Now the question arises as to whether the company can change its mind. For example, if it originally entered into a three-month LIBOR versus fixed swap, could it now start borrowing, say, on the basis of one-month LIBOR, and exchange the current swap for a new, one-month versus fixed swap? More pointedly, would there be any adverse accounting consequences from taking those steps? Hedge accounting can be terminated at will, any time, but is there comparable flexibility associated with implementing replacement hedges?
Here’s the possible glitch: Any new hedge documentation would have to stipulate that, going forward, the entity would commit to borrowing on the basis of this new maturity choice. But as the company has just shown a willingness to reverse itself on the earlier assertion relating to the first hedge documentation, the credibility of the reporting entity could now be tainted, and hedge accounting could be denied on that basis. It is unlikely that a single election to change the maturities basis on the funding would jeopardize hedge accounting, but repeated adjustments of this type and establishing a pattern would certainly be problematic. Nevertheless, given the lack of certainty in this regard, it is probably a good idea to consult the auditing firm before implementing this strategy.
Beyond the question of whether hedge accounting would be allowed going forward, the company might also want assurances that the intended actions won’t foster an immediate earnings impact as a consequence of terminating the original hedge relationship. Guidance presented in Paragraphs 153–158 of Financial Accounting Standard No. 133 (FAS 133) indicates that this should not be a problem. These paragraphs present an example and discussion that clearly states that as long as interest continues to be paid on an outstanding balance no smaller than the notional amount of the original derivative, the AOCI from the initial hedge relationship would not have to be accelerated through earnings. Unfortunately, this guidance appears to contradict other guidance.
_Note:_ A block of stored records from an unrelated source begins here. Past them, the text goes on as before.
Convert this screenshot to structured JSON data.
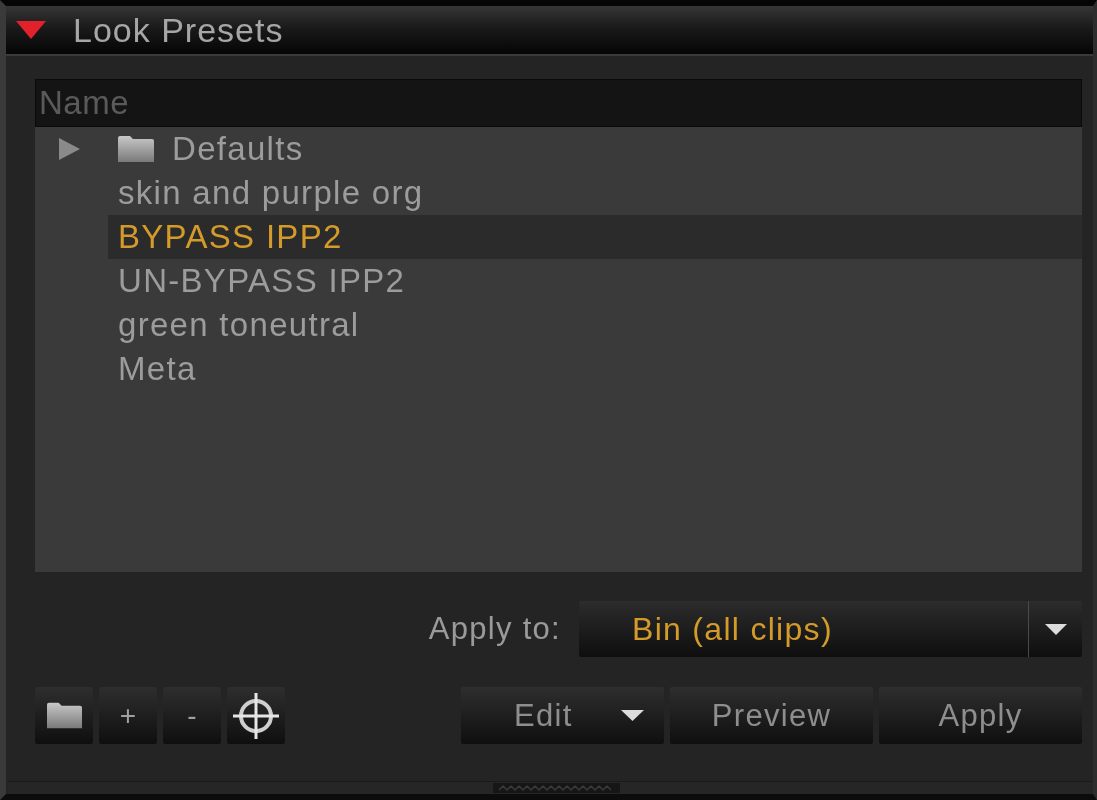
{
  "panel": {
    "title": "Look Presets",
    "expanded": true
  },
  "presets": {
    "columns": [
      "Name"
    ],
    "items": [
      {
        "kind": "folder",
        "name": "Defaults",
        "expanded": false,
        "selected": false
      },
      {
        "kind": "preset",
        "name": "skin and purple org",
        "selected": false
      },
      {
        "kind": "preset",
        "name": "BYPASS IPP2",
        "selected": true
      },
      {
        "kind": "preset",
        "name": "UN-BYPASS IPP2",
        "selected": false
      },
      {
        "kind": "preset",
        "name": "green toneutral",
        "selected": false
      },
      {
        "kind": "preset",
        "name": "Meta",
        "selected": false
      }
    ]
  },
  "apply_to": {
    "label": "Apply to:",
    "value": "Bin (all clips)"
  },
  "tools": [
    {
      "kind": "folder"
    },
    {
      "kind": "text",
      "label": "+"
    },
    {
      "kind": "text",
      "label": "-"
    },
    {
      "kind": "crosshair"
    }
  ],
  "buttons": [
    {
      "label": "Edit",
      "has_menu": true
    },
    {
      "label": "Preview",
      "has_menu": false
    },
    {
      "label": "Apply",
      "has_menu": false
    }
  ]
}
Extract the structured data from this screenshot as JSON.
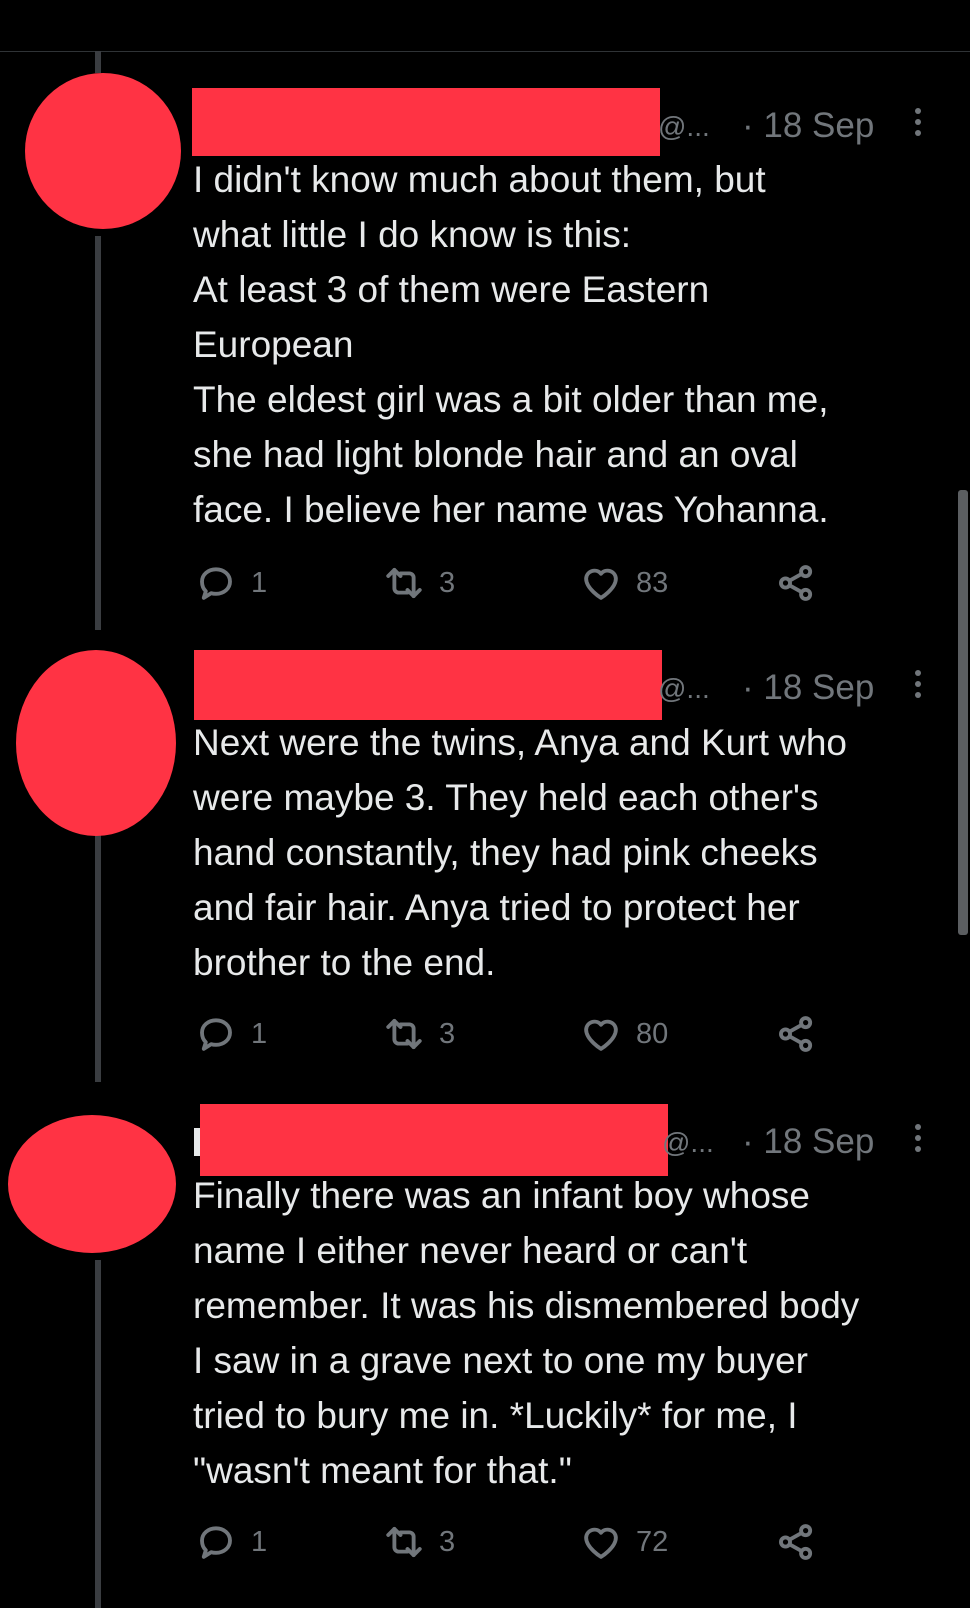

Beyond the question of whether hedge accounting would be allowed going
forward, the company might also want assurances that the intended actions
won't foster an immediate earnings impact as a consequence of
terminating the original hedge relationship.
Recall that the original hedge relationship applied to our planned borrowing on the basis of some specified maturity. An active decision to no longer fund on this basis would present a case where the originally designated hedged item would no longer be expected to occur. Paragraph 33 directs that in such cases—when it is probable that the designated forecasted cash flow will not occur, all associated accumulated other comprehensive income (AOCI) would have to be reclassified immediately as earnings. It would seem, then, that the earlier-cited example either overrides or ignores the provisions of Paragraph 33— at least in consideration of this question about accelerating the reclassification or AOCI to earnings for discontinued cash flow hedges of interest payments. Given this ambiguity, this issue might best be discussed with the audit firm as well.
As already stated, these market opportunities are not always available, but it is not unusual for them to crop up in times of financial distress—and there does not seem to be any shortage of that these days. It literally pays to pay attention. Each basis-point reduction in funding costs translates to $1,000 per million per year. This strategy has enabled a savings in excess of 10 basis points in the recent past. It is nothing you can count on, but it is certainly ample enough to be worth assessing on a periodic basis.
The more you got, the more you could save.
Heidi Lindahl, Marketing Manager